America's king of cars

I suppose that to own a car called the king might have had some social significance in certain quarters, except that it was an American make, from the land where they have Presidents – and look what they can get up to! However, I suppose also that the agents here for this automobile may have seen it as the King of Cars, against the Rolls-Royce’s claim to be the best in the world. These agents were Salmons of Newport Pagnell, well known for their ingenious drop-head convertible bodies in which a handle wound the hood down, and who also made the NP car. Maybe I am romancing, because presumably they must have known that the car’s name derived from that of Mr Charles B King, a pioneer car builder who as early as 1915 had turned to vee-eight engines, which featured in all the Kings from 1916 onwards, achieving quite a fair sales output from the Detroit factory.

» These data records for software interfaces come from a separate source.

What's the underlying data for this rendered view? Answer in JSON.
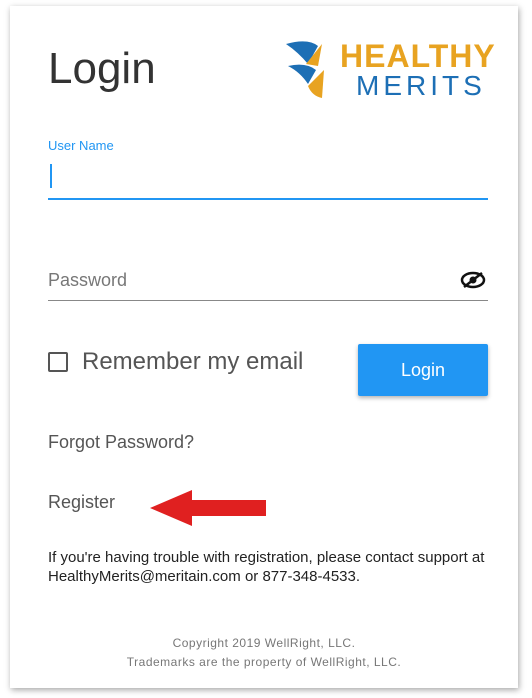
{
  "login": {
    "title": "Login",
    "logo": {
      "line1": "HEALTHY",
      "line2": "MERITS"
    },
    "username": {
      "label": "User Name",
      "value": ""
    },
    "password": {
      "placeholder": "Password",
      "value": ""
    },
    "remember": {
      "label": "Remember my email",
      "checked": false
    },
    "login_button": "Login",
    "forgot_link": "Forgot Password?",
    "register_link": "Register",
    "trouble_text": "If you're having trouble with registration, please contact support at HealthyMerits@meritain.com or 877-348-4533.",
    "copyright_line1": "Copyright 2019 WellRight, LLC.",
    "copyright_line2": "Trademarks are the property of WellRight, LLC."
  },
  "icons": {
    "eye": "eye-slash-icon",
    "arrow": "red-arrow-left-icon"
  },
  "colors": {
    "accent": "#2196f3",
    "logo_gold": "#e8a321",
    "logo_blue": "#1d6fb5",
    "arrow": "#e02020"
  }
}
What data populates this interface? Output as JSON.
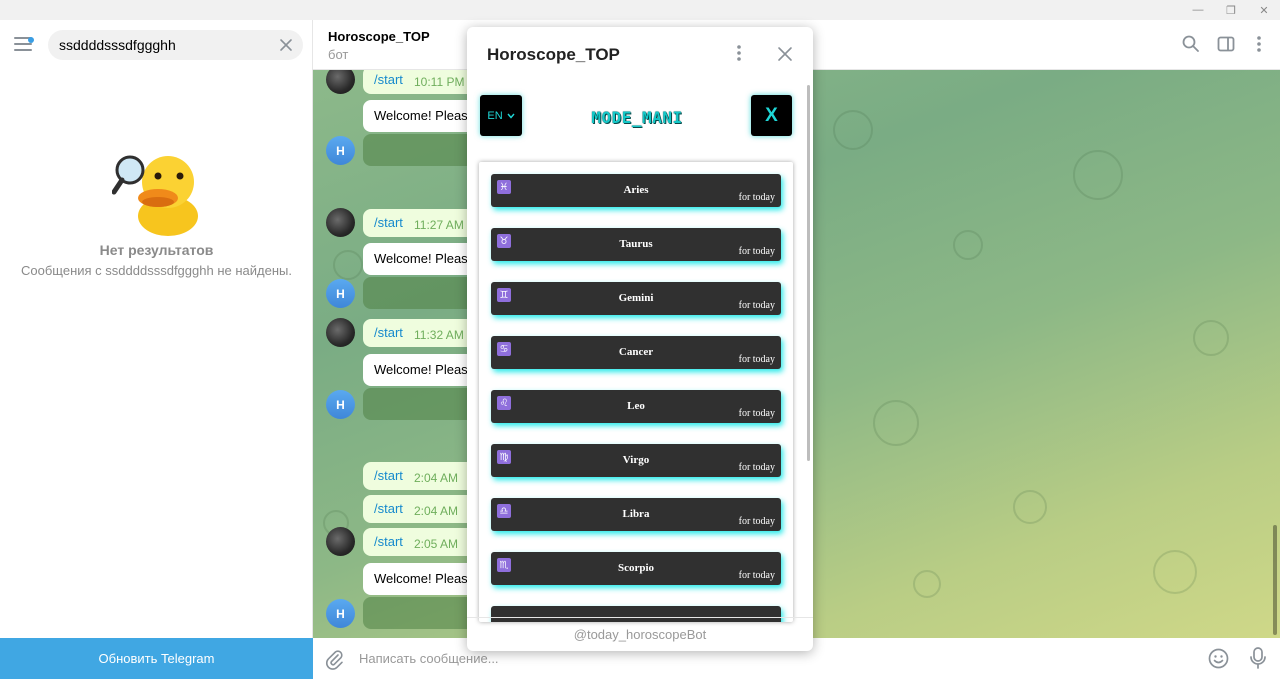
{
  "window": {
    "minimize_glyph": "—",
    "restore_glyph": "❐",
    "close_glyph": "✕"
  },
  "sidebar": {
    "search_value": "ssddddsssdfggghh",
    "no_results_title": "Нет результатов",
    "no_results_desc": "Сообщения с ssddddsssdfggghh не найдены.",
    "update_button": "Обновить Telegram"
  },
  "chat": {
    "title": "Horoscope_TOP",
    "subtitle": "бот",
    "avatar_letter": "H",
    "messages": [
      {
        "cmd": "/start",
        "time": "10:11 PM"
      },
      {
        "text": "Welcome! Please"
      },
      {
        "cmd": "/start",
        "time": "11:27 AM"
      },
      {
        "text": "Welcome! Please"
      },
      {
        "cmd": "/start",
        "time": "11:32 AM"
      },
      {
        "text": "Welcome! Please"
      },
      {
        "cmd": "/start",
        "time": "2:04 AM"
      },
      {
        "cmd": "/start",
        "time": "2:04 AM"
      },
      {
        "cmd": "/start",
        "time": "2:05 AM"
      },
      {
        "text": "Welcome! Please"
      }
    ],
    "composer_placeholder": "Написать сообщение..."
  },
  "webapp": {
    "title": "Horoscope_TOP",
    "lang": "EN",
    "brand": "MODE_MANI",
    "close_label": "X",
    "footer": "@today_horoscopeBot",
    "signs": [
      {
        "symbol": "♓",
        "name": "Aries",
        "sub": "for today"
      },
      {
        "symbol": "♉",
        "name": "Taurus",
        "sub": "for today"
      },
      {
        "symbol": "♊",
        "name": "Gemini",
        "sub": "for today"
      },
      {
        "symbol": "♋",
        "name": "Cancer",
        "sub": "for today"
      },
      {
        "symbol": "♌",
        "name": "Leo",
        "sub": "for today"
      },
      {
        "symbol": "♍",
        "name": "Virgo",
        "sub": "for today"
      },
      {
        "symbol": "♎",
        "name": "Libra",
        "sub": "for today"
      },
      {
        "symbol": "♏",
        "name": "Scorpio",
        "sub": "for today"
      }
    ]
  },
  "colors": {
    "accent": "#40a7e3",
    "cyan": "#14c8c8",
    "sign_row": "#303030"
  }
}
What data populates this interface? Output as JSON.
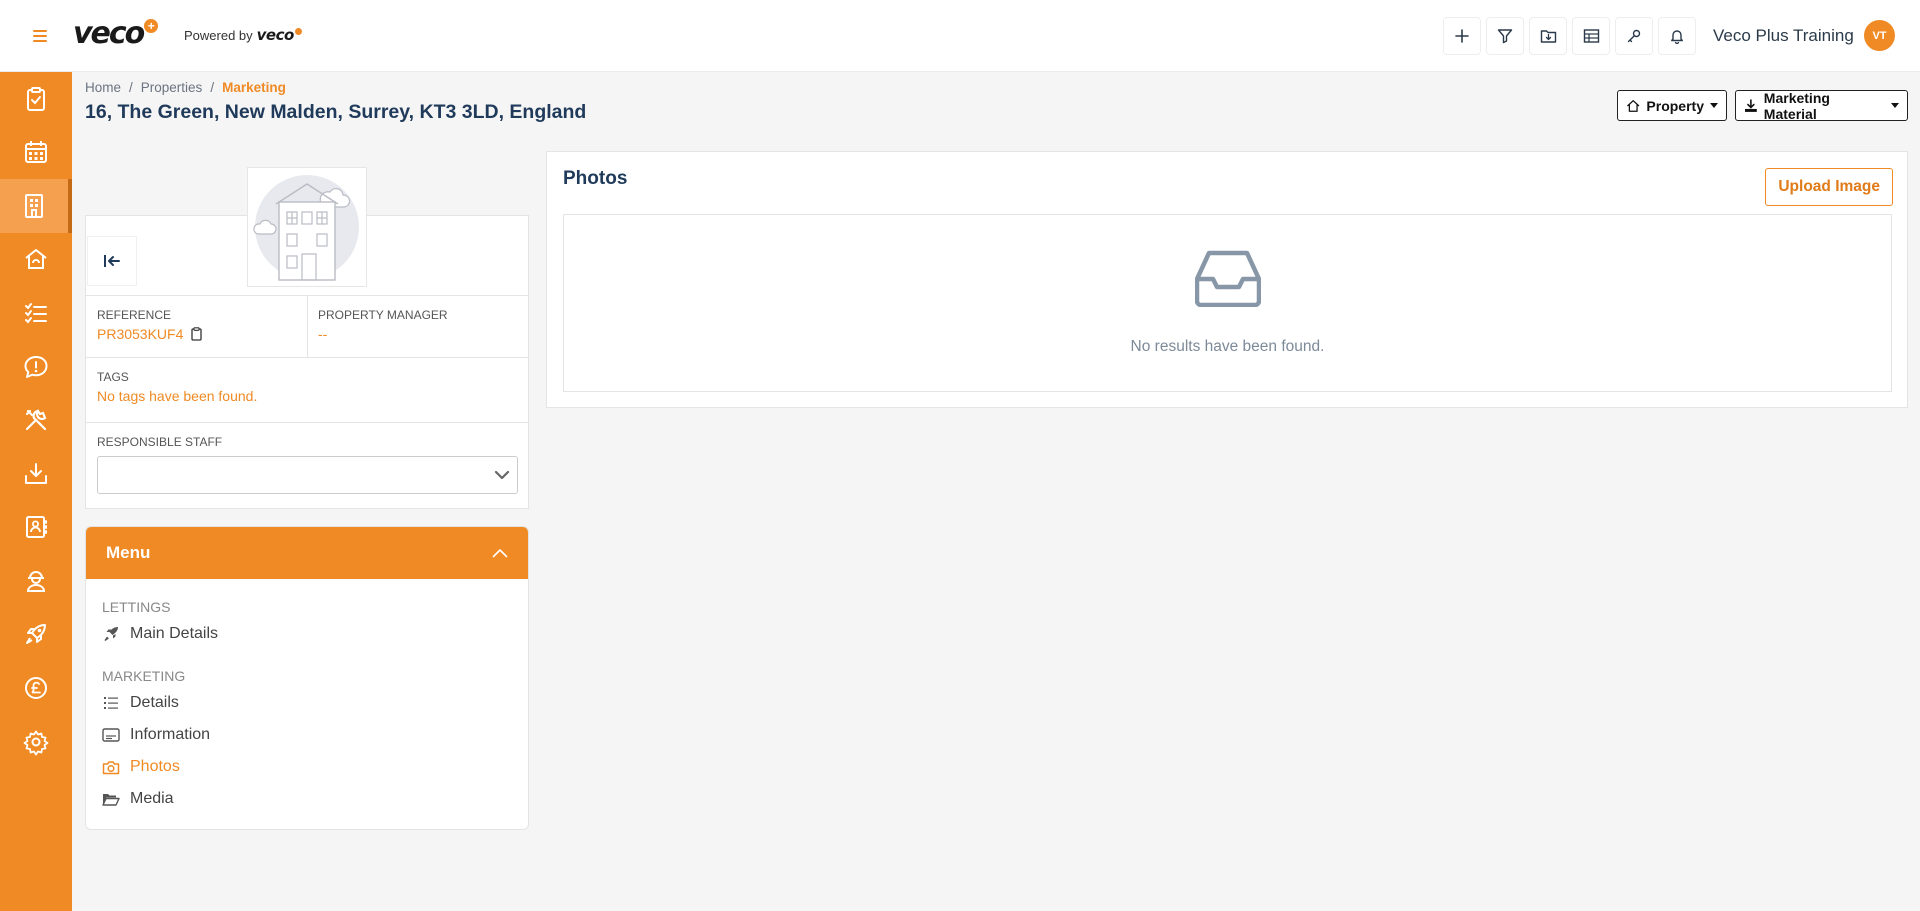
{
  "app": {
    "logo_text": "veco",
    "logo_badge": "+",
    "powered_by": "Powered by",
    "powered_logo": "veco"
  },
  "topbar": {
    "icons": [
      "plus-icon",
      "filter-icon",
      "folder-download-icon",
      "table-icon",
      "key-icon",
      "bell-icon"
    ],
    "user_name": "Veco Plus Training",
    "avatar_initials": "VT"
  },
  "sidebar": {
    "items": [
      {
        "icon": "clipboard-check-icon"
      },
      {
        "icon": "calendar-icon"
      },
      {
        "icon": "building-icon",
        "active": true
      },
      {
        "icon": "house-icon"
      },
      {
        "icon": "checklist-icon"
      },
      {
        "icon": "chat-alert-icon"
      },
      {
        "icon": "tools-icon"
      },
      {
        "icon": "download-tray-icon"
      },
      {
        "icon": "contact-book-icon"
      },
      {
        "icon": "worker-icon"
      },
      {
        "icon": "rocket-icon"
      },
      {
        "icon": "pound-icon"
      },
      {
        "icon": "gear-icon"
      }
    ]
  },
  "breadcrumb": {
    "home": "Home",
    "properties": "Properties",
    "current": "Marketing",
    "separator": "/"
  },
  "page_title": "16, The Green, New Malden, Surrey, KT3 3LD, England",
  "header_buttons": {
    "property": "Property",
    "marketing_material": "Marketing Material"
  },
  "property_card": {
    "reference_label": "REFERENCE",
    "reference_value": "PR3053KUF4",
    "manager_label": "PROPERTY MANAGER",
    "manager_value": "--",
    "tags_label": "TAGS",
    "tags_value": "No tags have been found.",
    "staff_label": "RESPONSIBLE STAFF",
    "staff_value": ""
  },
  "menu": {
    "title": "Menu",
    "sections": [
      {
        "label": "LETTINGS",
        "items": [
          {
            "label": "Main Details",
            "icon": "rocket-icon"
          }
        ]
      },
      {
        "label": "MARKETING",
        "items": [
          {
            "label": "Details",
            "icon": "list-icon"
          },
          {
            "label": "Information",
            "icon": "card-icon"
          },
          {
            "label": "Photos",
            "icon": "camera-icon",
            "active": true
          },
          {
            "label": "Media",
            "icon": "folder-open-icon"
          }
        ]
      }
    ]
  },
  "photos": {
    "title": "Photos",
    "upload_label": "Upload Image",
    "empty_text": "No results have been found."
  },
  "colors": {
    "accent": "#f08a24",
    "title": "#1f3a5a"
  }
}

Outwardly the King looked like a large edition of the typical American 1920s car, with round-top radiator behind a dummy aluminium shell, fendered running-boards and cape cart hood. But it was out of this common rut and has always rather interested me. Newport Pagnell was more recently associated with Aston Martins, but Salmons also had premises at 6-9 Upper St Martin’s Lane in London in which to display their wares, and prior to that the King Motor Company had the car at the first postwar London Motor Show, in 1919. Those who went to look on stand 104 would have seen a car with a well presented, neat vee-eight engine of 76x127mm (4609cc). The Ball and Ball carburettor was in the angle between the side-valve cylinder blocks, with valves on the inside of each cylinder block. The exhaust pipes were attached to the back of each cylinder block and large water pipes connected each to the radiator, which was served by a belt-driven fan. The distributor for the coil ignition system was driven by a vertical shaft, which also drove the oil pump. Transmission was via a fabric-lined cone clutch to a unit three-speed gearbox and a spiral bevel back axle. Springing was by half-elliptic front and cantilever rears. A refinement was a gearbox-driven tyre pump, and unusual on an American car were wire wheels. The King had a wheelbase of 10ft and a track of 4ft 1014in, and a torque rod was fitted to the back axle.

At that 1919 Show were a smart two-seater, a tourer costing £975, another tourer and a coupe. There was not complete novelty in a vee-eight car at this time, for Cadillac and Talbot had copied the pioneering De Dion Bouton in this respect, and a few other USA makes had such power units, while Guy in Wolverhampton was having a tentative stab at it. But pricewise the King came between the Apperson and the Cadillac, at a time when the new V8 Talbot-Darracq chassis cost £950. Although the King Company had offered vee-eight engines much earlier, post-war development, in time for the 1920 Olympia Show, was proclaimed to cover 100 improvements. They included lighter con-rods, and substitution of aluminium for cast iron pistons. The starter and dynamo were now Westinghouse, but interchangeable with the previous ones, and chafing of the electrical wiring on the chassis frame had been eradicated. Much larger fabric universal joints replaced the older metal ones and the chassis frame was strengthened with two extra cross-members. The rear road springs were lengthened and petrol capacity was increased.

It was a good attempt to attract buyers to a multi-cylinder car at not too high a price. After a rise in 1920, when the cars began to arrive here, the King sold for £595 by 1925. Production was up to 3000 a year in 1918 but fell to 240 in 1923, causing a move to a smaller factory in Buffalo, and imports here had ceased by 1926. After which the King began to move into the mists of motoring memory.